New Orleans-Intravitreal triamcinolone combined with photodynamic therapy (PDT) with verteporfin (Visudyne, Novartis Ophthalmics/QLT) appears to be another option for treating patients with exudative macular degeneration, according to Daniel B. Roth, MD, who spoke during the American Academy of Ophthalmology annual meeting.
Patients with subfoveal choroidal neovascularization (CNV) were treated with a 4-mg dose of intravitreal triamcinolone 1 week before PDT and then re-evaluated at 3-month intervals with fluorescein. Patients were divided into 2 groups: the salvage group 1 (42 eyes) and primary treatment group 2 (28 eyes). The salvage group had persistent leakage with significant subretinal fluid after a mean of 3.1 prior PDT sessions. The second group had not been treated before and was considered likely to respond to combined therapy based on their characteristics, noted Dr. Roth.
Mean lesion size was 5.4 mm for group 1 and 3.9 mm for group 2 and patients were followed for up to 12 months after combined therapy.
"In terms of visual acuity outcome, in group 1, 20% of eyes saw 2 lines or better at 12 months and 12% at final visit. Stabilization of vision within 2 lines or better was seen in 90% of eyes at 12 months and 88% at the final visit," Dr. Roth said.
In the second group, 13% saw 2 lines or better at 12 months and 14% at the final visit and 80% of eyes were stable within 2 lines or better at 12 months and 79% at the final visit, he continued.
Re-treatments were required in some cases with PDT alone at 3 months and triamcinolone was used with PDT every 6 months if leakage persisted. About 24% of eyes required additional triamcinolone in group 1 and 39% in group 2.
There were few complications associated with combination therapy, which included increased IOP with 13% of eyes requiring drops. Nineteen percent required cataract removal.

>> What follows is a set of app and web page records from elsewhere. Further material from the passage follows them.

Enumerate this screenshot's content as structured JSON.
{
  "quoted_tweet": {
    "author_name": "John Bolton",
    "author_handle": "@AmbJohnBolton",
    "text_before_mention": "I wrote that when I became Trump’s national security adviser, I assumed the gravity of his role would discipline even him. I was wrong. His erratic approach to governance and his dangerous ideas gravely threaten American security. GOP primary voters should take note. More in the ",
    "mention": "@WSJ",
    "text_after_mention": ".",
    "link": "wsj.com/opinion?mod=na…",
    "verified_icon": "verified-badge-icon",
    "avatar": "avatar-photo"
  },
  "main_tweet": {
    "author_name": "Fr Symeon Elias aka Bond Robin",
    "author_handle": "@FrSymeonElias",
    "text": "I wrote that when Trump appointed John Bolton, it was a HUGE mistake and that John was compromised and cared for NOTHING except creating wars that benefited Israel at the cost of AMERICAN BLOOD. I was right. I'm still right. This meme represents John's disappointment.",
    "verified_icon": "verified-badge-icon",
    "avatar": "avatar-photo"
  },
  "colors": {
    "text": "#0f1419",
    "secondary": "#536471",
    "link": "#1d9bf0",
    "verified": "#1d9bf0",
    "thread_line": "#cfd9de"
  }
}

"Intravitreal triamcinolone may enhance the efficacy of PDT with verteporfin in treating CNV in macular degeneration," Dr. Roth said.